Mud crabbers five times over their catch limit fined $2200
TWO MEN discovered with more than five times the legal possession limit of mudcrabs have paid a total penalty of $2200 for their offences.
Damien John Crosskell, 26 of Coutts Crossing and Billy John Clifford, 27, of Nymboida both pleaded guilty to a number of fishing offences after they were found with three crates containing 56 tied mudcrabs on the banks of the Sandon River nearly two years ago.
The court heard there was a catch limit of five mudcrabs a day for each fisher at the time of the offence.
Magistrate Karen Stafford told the pair, who fronted Grafton Local Court yesterday, there was a maximum penalty of $22,000 each for the offence.
The NSW Department of Primary Industries Fisheries department took the pair to court just in time, as a two-year time limit for these offences was about to expire.
In evidence presented to the court, two fishery officers patrolling the Sandon River area came upon Clifford and Crosskell asleep in swags under a tarpaulin lean-to on the river bank.
Also under the tarpaulin were three plastic crates and 26 lengths of pink string, cut long enough to tie mud crabs.
The officers said the pair admitted owning the crustaceans in the crates and later counted 56 live and tied crabs in them.
The pair told the officers they caught the crabs using a spotlight and a cast net.
The officers allowed the pair to keep the number of crabs they were allowed and released the rest.
Despite being in possession of a commercial number of crabs, the pair maintained the crabs were for their consumption and their families.
In court yesterday Clifford said there was large number of extended family members to share the crabs among.
Magistrate Stafford said on the balance of probabilities she accepted the crabs were not going to be sold, despite the high profit that could be gained.

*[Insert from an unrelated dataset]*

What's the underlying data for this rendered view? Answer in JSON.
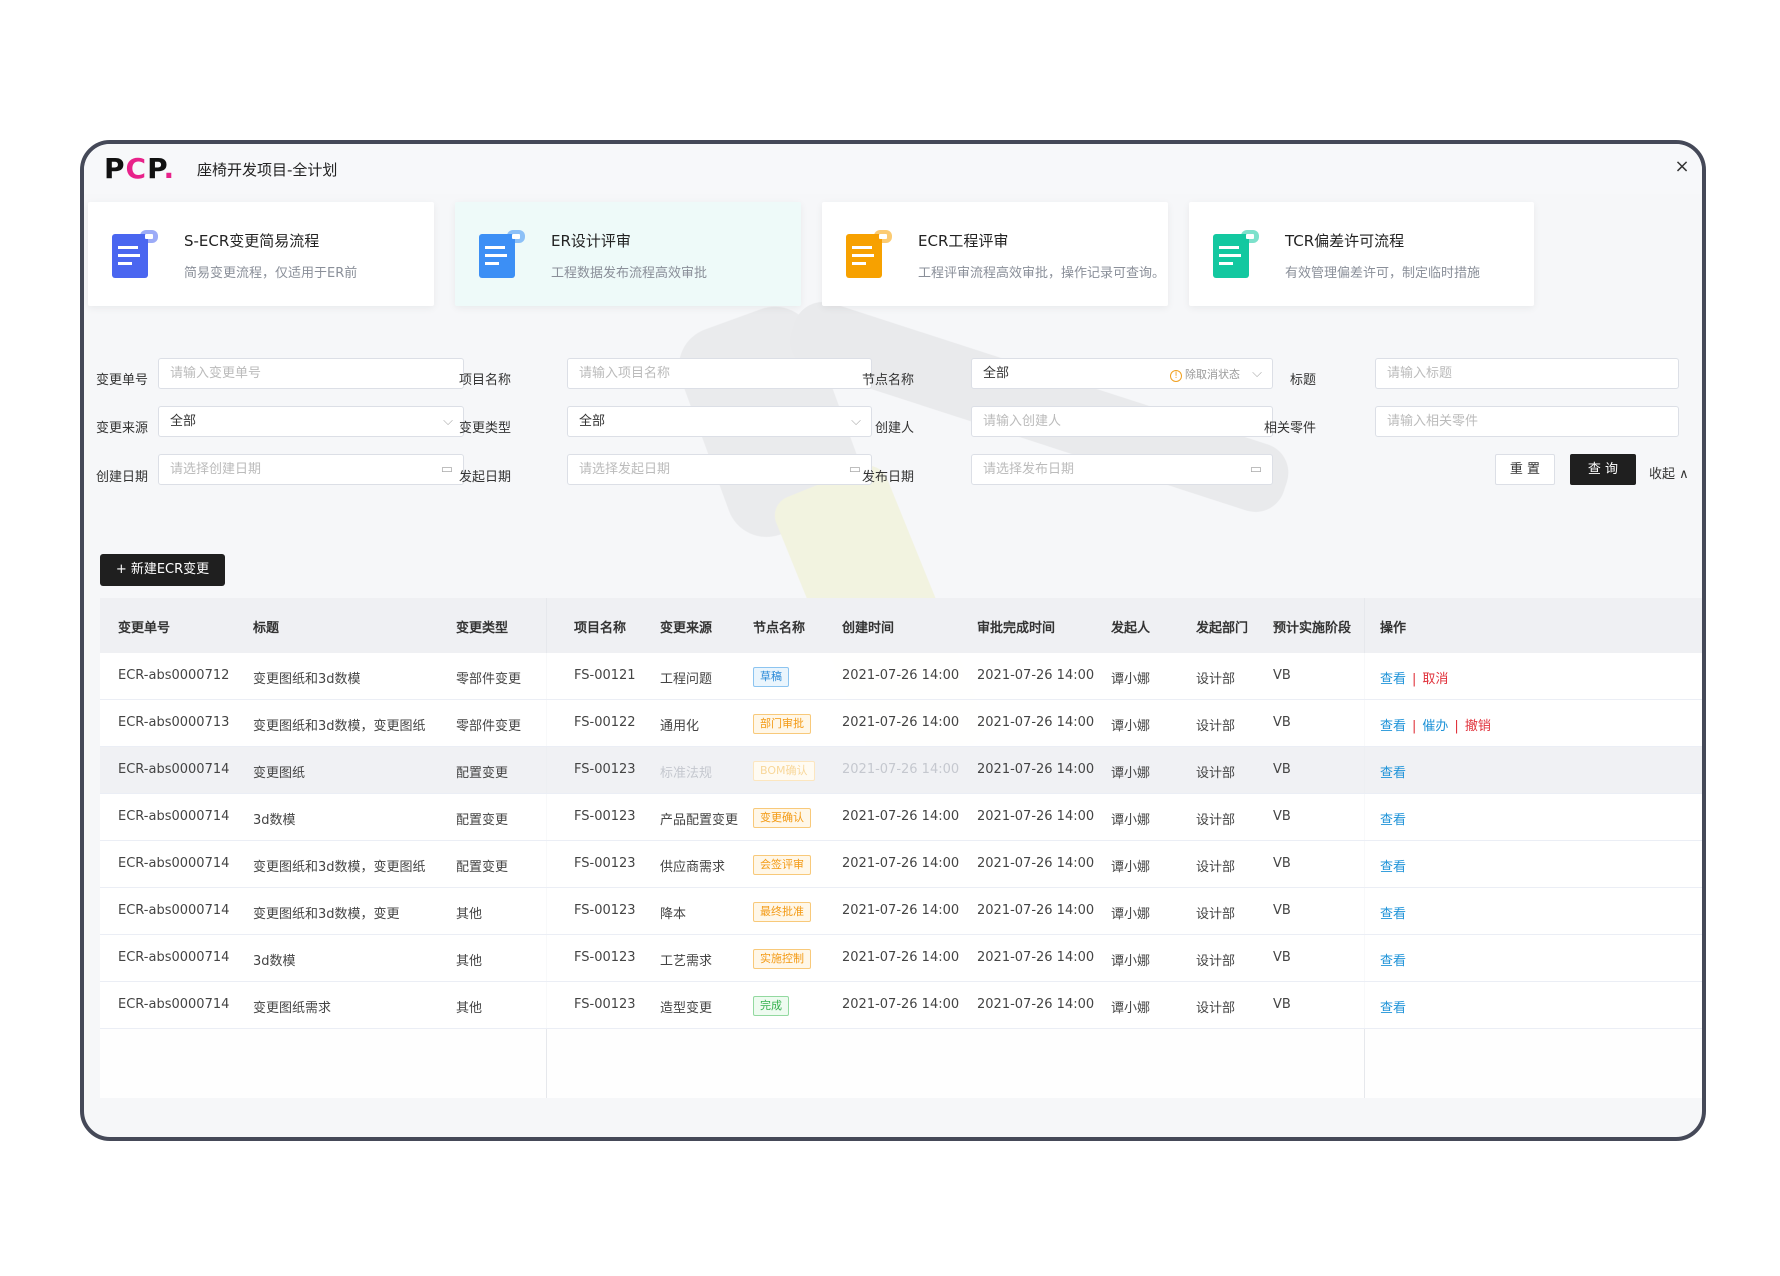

She convicted and fined Crosskell $800 for exceeding the possession limit and $300 each for possession of a cast net and not having a fishing licence. She fined Clifford $800 for exceeding the possession limit.